Chemical Etching metal process involves using acids, lasers, photoresistor screens, and much more, making it easier for them to attain the final product of the desired shape. This process is also known as acid etching as it works on a similar principle and removes the unwanted parts with higher concentration acids. The acid bath is prepared so that the required design is covered with a coating that prevents it from reacting with the acid. The most suitable material for such processes are metals and alloys; this process is slower in stainless steel as it is an alloy with carbon and highly refractive features.

Chemical etching is a process that occurs in a series of steps which are discussed below.

  • In the primary step, the surface is cleared to ensure no dirt or debris is left on the cover.
  • On the surface is cleared, a resistant layer is applied to the metal, preventing the selective part from corroding while in contact with acid. This resistant layer is mainly made up of inert elements that do not have free electrons, preventing it from reacting with parts.
  • Once the resistive layer is applied, the final image of the product is imprinted on the layer to ensure that the product is etched with extreme precision.
  • Now an acid bath is prepared, the acid is decided based on the reactivity series and the material, and the product is dipped in the acid bath and left for some time to etch carefully. The resistive layer prevents the final shape from being affected during the acid bath.
  • When this completes the acid bath, the final product will be visible and remove the resistive layer from the surface.
  • A few finishing steps need to take place, including polishing the surface and placing the final checks for mass-scale production.

Photochemical Etching


The photo term in chemistry points to using lights to complete a particular reaction. Various photosensitive materials react in the presence of light, and most of these compounds are made of silver. So let us understand the procedure of photochemical etching and how it makes it easier to develop products per the requirements.

In this procedure, CAD (Computer Aided Designs) are prepared, which make it easier for the users to determine the calculation ranging from the thickness of the layer, type of material, tolerance, and other physical properties of the metal. The procedure of photochemical etching is discussed below in detail.

  • The first step of the process requires cleaning the metal to ensure that no external component like dirt can complete the process.
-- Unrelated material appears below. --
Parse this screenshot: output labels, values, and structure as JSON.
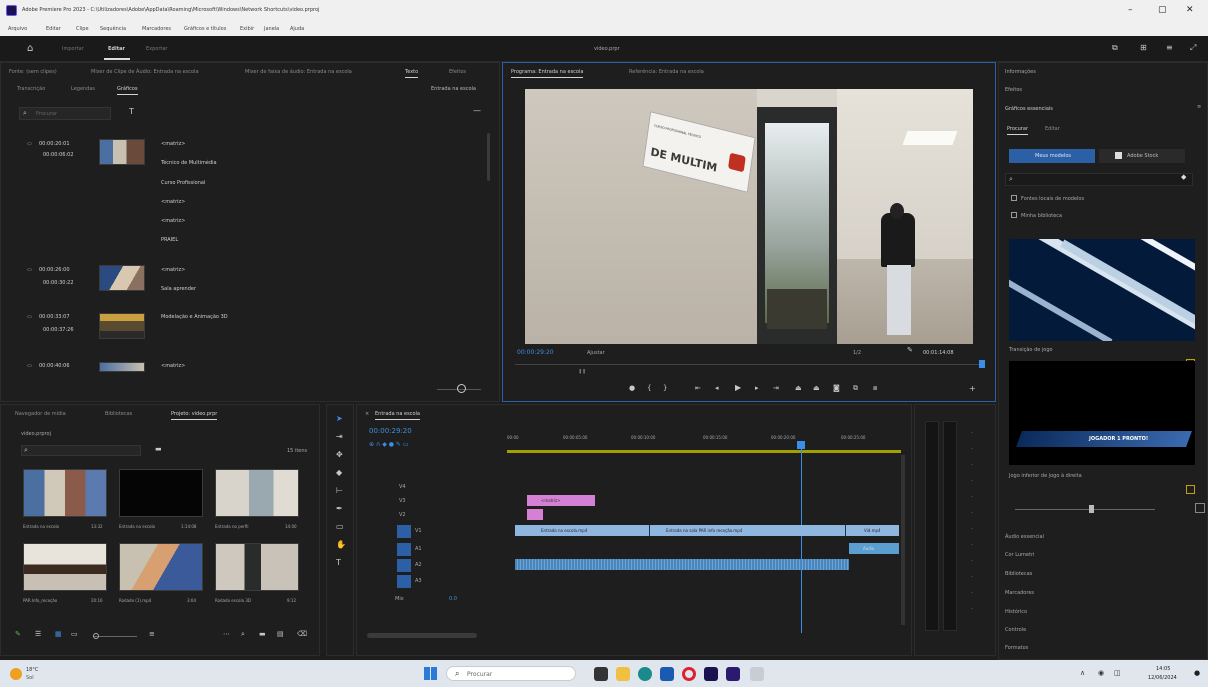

The impurities on the material can affect the calculations as they have their resistive values and would affect the final product.
  • Once the cleaning has been done, the lamination of the layer begins, and a thin photoresist layer is placed on both sides of the layer to prevent UV exposure.
  • After this process, a CAD structure photoresist sheet is placed on the thin laminated sheet, exposing the product to UV rays. The outer photoresist sheet becomes hard, and the inner laminated sheet remains soft.
  • Now ferric chloride is poured on the product to dissolve the thin film region leaving the laminated part unaffected.
  • Once done with this process, the hard coating is removed, and the final product is obtained. The finishing checks of the material take place to ensure that the final product has flaws.

Laser Etching


Lasers are charged rays of light directed towards the particular metal part to increase its temperature and melt it to attain the required shape. The process of laser etching has a series of processes and requires a lot of energy, but this process is quick and efficient. The working process of this method is pretty simple as the layer is directed on the hard layer, and the cuts are made to obtain the final product.

Laser etching is of two types; the first one is a flatbed etching, whereas the second one is also laser etching. The flatbed etching focuses on passing the metal sheet through a machine to cut an exact design on the sheet, whereas the galvo laser uses a mirror to reflect the laser through the surface to obtain the desired format. Various variables in this process determine the final cost, including the type of laser (Solid, Liquid, Gas, Semiconductor, and metal vapors) and the temperature resistance of the material.


Etching is a reliable process as it makes achieving desired results easier, but it requires extreme precision and knowledge of materials. The time metal takes to etch completely depends on atmospheric conditions along with the concentration of the acid or power of the laser. So if the time has to be minimized, there would be a hike in cost.

Written by Philip Goguen

Love the New Film ’20 Minutes’

How Long Does the Battery Last on an Electric Motorcycle?